Dr. of Internal medicine near me lowers cholesterol with use of supplements vitamins.  Recommended Artichoke Extract to my husband.  Get blood monitored every 3 mths as if on medicine.  Dad on statin since came out.  Had Parkinson's, TypeII diabetes, prostate cancer - all can be caused by statins.  So many other supplemnts can help lower cholesterol.  Google 'lower cholesterol naturally' etc.

gleeson1929 said...

Thanks, Faith. I've marked my calendar to remind myself to get a 3-month check on my cholesterol readings w/o statins.

gleeson1929 said...

Thanks, John. I couldn't agree more on our mileage varying. Lots of new studies on both cancer and Parkinson's about personalizing treatment based on individual genetics, recognizing what I keep saying -- I have two diseases -- Parkinson's disease and John's disease. Same with my cancer and most other issues. BTW, staying in the DC swamp this August I keep thinking about last year when we started out 3 weeks in the Pacific NW with you in SF. What a difference! -- John

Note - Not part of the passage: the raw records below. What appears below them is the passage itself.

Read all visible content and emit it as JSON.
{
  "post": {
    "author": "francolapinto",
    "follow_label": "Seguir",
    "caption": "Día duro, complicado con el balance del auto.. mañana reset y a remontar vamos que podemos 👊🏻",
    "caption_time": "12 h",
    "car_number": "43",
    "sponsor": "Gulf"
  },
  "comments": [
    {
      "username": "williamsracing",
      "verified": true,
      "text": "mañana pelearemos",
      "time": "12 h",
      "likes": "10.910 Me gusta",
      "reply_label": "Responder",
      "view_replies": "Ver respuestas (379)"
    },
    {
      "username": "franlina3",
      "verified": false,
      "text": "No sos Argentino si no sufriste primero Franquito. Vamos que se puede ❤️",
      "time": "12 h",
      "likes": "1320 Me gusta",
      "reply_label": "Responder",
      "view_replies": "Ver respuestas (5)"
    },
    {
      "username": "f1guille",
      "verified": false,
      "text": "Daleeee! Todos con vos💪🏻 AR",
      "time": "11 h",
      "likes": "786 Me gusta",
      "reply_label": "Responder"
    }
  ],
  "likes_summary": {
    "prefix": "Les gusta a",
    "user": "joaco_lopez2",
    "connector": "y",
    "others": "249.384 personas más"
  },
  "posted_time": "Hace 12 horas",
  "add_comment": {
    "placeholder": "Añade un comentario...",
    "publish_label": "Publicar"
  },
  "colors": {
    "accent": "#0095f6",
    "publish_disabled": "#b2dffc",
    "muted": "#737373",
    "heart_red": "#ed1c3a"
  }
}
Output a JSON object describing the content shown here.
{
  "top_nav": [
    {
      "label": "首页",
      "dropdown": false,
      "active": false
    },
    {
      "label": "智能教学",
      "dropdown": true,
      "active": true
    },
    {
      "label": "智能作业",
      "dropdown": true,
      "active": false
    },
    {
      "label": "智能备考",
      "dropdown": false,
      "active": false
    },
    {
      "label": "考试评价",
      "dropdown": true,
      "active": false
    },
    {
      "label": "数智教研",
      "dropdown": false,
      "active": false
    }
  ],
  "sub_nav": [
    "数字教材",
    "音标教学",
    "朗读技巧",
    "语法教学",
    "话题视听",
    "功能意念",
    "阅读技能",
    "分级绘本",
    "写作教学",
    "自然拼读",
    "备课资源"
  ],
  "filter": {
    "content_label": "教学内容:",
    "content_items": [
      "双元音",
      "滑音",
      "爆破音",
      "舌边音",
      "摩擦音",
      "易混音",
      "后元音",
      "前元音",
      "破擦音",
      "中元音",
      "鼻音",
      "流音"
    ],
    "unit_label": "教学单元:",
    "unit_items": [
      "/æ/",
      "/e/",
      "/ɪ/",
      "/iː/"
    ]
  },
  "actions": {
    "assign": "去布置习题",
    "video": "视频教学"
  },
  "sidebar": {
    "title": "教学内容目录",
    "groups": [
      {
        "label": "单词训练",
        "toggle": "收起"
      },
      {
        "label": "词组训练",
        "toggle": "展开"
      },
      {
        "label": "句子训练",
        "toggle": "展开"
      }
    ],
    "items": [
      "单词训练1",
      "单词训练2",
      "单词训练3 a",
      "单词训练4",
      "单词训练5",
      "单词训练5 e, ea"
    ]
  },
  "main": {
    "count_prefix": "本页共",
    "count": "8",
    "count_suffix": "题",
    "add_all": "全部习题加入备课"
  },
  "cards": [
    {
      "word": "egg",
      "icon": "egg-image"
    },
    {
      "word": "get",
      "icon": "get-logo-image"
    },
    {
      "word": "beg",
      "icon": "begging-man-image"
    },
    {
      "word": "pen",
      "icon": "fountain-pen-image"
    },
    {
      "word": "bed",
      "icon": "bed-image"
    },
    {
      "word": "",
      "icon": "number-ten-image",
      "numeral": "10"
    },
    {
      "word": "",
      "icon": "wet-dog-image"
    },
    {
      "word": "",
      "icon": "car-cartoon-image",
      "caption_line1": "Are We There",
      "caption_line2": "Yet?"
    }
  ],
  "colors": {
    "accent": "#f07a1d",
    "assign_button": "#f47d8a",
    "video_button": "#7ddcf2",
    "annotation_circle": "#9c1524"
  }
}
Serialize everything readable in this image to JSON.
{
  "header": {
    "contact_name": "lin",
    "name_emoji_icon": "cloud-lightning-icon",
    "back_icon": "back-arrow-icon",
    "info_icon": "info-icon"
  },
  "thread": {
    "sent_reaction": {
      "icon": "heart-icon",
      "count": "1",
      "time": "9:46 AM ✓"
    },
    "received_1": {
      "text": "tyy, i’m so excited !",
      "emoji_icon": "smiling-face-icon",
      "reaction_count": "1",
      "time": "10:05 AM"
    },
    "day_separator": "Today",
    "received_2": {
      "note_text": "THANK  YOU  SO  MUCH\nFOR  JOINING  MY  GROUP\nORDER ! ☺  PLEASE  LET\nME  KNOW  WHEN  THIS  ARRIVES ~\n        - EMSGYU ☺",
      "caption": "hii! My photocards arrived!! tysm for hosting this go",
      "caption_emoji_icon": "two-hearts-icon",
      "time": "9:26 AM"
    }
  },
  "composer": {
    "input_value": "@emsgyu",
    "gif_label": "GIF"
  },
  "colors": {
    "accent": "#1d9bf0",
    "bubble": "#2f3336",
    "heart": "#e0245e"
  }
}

gleeson1929 said...

Thanks, Sandy. I'll check it out. -- John

gleeson1929 said...

Sounds much like my diet. BTW, as a non-cook, I've fallen in love with the new blender I bought. I just thrown lots of fruit or vegetables in it, push a button, and I have the centerpiece of a meal! -- John

gleeson1929 said...

I saw a recent report that if you've been on statins for a long time, it's advisable to stick with it unless you've made some major changes like losing a lot of weight. Which is why I'll have my cholesterol checked in 3 months to see what it looks like after stopping the Lipitor -- John

gleeson1929 said...

You Brits do a lot of things right. Like keeping your election campaigns to a month or two as I recall rather than our interminable and hugely expensive and irritating campaigns! -- John

Nads said...

The trouble is, nobody has actually proven that high cholesterol causes heart disease. Only that there is an association, a totally different thing!